The Islamic State has reportedly declared it was behind the attack in Garland, Texas, via its Al Bayan radio station.
The Islamic State (IS, formerly ISIS) made a statement on Tuesday, claiming this was the terrorist group’s first attack on US soil. The IS added that two of its “soldiers” had attempted to carry out an attack as the exhibit was “portraying negative pictures of the Prophet Mohammed,” AFP reported.
The jihadist group warned that this could be start of a terror campaign that will be “bigger and more bitter.”
Both gunman were shot and killed in a parking lot outside the venue, which was hosting a controversial art event depicting images of the Prophet Mohammed.
The shooters were named as roommates Elton Simpson and Nadir Soofi, from Phoenix. It emerged that Simpson had been under surveillance since 2006. In 2011, he was convicted of committing a terror-related offense after lying to FBI agents about his desire to travel to Somalia and join jihadist militia.
Two social media accounts, which had possible links to the Islamic State (IS), posted messages referring to Sunday’s attacks before they were carried out.
A Twitter account under the name “Shariah is Light” posted a message with the hashtag #texasattack at 18.35 Central Time. An image on the account featured American-born jihadist Anwar al-Awlaki, who was killed in 2011 in Yemen by a drone attack.
The Shariah is Light account subsequently attempted to follow a second account “AbuHussainAlBritani.” This second account posted a number of messages referring to the shooting in Texas and appeared to imply that IS was behind it.
One of the tweets said that “2 of our brothers just opened fire" at the Prophet Muhammad art exhibition in Texas.
The incident unfolded when a car drove up towards an indoor arena in Garland, where in the region of 200 people had been attending the exhibit, which offered a $10,000 first prize for the best artwork or cartoon depicting the prophet.
Artist Bosch Fawstin won the award for his drawing of a sword-wielding Prophet in a turban saying, “You can’t draw me.”

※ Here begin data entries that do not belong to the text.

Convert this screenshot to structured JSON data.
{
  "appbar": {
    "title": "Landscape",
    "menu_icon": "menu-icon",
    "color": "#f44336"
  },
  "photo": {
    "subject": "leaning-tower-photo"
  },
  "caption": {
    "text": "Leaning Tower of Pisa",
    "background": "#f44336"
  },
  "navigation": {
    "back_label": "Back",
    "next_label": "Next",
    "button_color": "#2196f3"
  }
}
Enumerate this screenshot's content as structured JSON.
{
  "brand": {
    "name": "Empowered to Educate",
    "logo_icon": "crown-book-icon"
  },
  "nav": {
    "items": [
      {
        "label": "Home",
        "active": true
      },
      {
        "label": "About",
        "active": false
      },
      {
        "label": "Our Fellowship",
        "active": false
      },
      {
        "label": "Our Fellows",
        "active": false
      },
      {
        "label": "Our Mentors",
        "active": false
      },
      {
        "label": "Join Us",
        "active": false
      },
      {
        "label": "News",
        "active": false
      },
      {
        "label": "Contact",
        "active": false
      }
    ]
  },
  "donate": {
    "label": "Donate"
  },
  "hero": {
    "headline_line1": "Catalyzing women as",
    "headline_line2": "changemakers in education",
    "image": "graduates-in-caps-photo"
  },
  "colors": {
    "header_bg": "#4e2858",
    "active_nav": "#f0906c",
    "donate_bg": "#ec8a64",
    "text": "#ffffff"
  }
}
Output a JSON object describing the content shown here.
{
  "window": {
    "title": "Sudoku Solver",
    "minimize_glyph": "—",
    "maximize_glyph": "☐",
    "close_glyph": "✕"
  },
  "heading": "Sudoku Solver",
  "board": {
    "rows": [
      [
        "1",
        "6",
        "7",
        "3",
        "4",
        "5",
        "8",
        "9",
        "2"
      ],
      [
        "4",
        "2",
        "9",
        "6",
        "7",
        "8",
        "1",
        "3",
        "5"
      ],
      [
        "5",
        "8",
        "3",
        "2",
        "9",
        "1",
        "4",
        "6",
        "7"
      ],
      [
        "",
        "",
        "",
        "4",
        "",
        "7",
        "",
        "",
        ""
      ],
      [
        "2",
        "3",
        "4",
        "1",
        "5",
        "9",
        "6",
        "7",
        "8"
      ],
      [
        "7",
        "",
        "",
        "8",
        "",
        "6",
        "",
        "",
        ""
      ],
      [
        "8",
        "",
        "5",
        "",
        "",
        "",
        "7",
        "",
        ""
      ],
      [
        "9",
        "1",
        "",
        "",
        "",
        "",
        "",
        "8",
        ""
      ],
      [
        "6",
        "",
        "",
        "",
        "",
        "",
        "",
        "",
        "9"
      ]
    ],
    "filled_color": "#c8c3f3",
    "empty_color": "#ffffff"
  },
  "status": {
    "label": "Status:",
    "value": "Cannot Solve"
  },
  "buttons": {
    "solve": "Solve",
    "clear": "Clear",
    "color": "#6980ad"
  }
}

The event was organized by the American Freedom Defense Initiative (AFDI), which is led by Pamala Geller, a critic of Islam. It emerged that the AFDI paid $10,000 for extra security and protection.
Geller’s organization decided to create the ‘Mohammed Art Exhibition and Contest’ following the Charlie Hebdo massacre in Paris in January after the satirical magazine had published cartoons mocking the Prophet.
Following the shooting, Geller, who has been behind a series of anti-Hamas adverts displayed on transportation networks across the US, wrote a statement on her website saying that "This is war on free speech."
The prize was presented to Fawstin, who was a former Muslim, by the controversial Dutch politician Gert Wilders, who gave a 15 minute speech to the audience, in which he said, “We are here to defend our rights and stand for freedom of speech.” He also declared that similar exhibitions should be held “all over the United States and all over the free world.”
Last week, two Democrat lawmakers had asked President Barack Obama to prevent the far-right politician from being allowed to enter the US for his anti-Muslim views. Before speaking in Texas, he had met with Republican Senators Louie Gohmert and Steve King.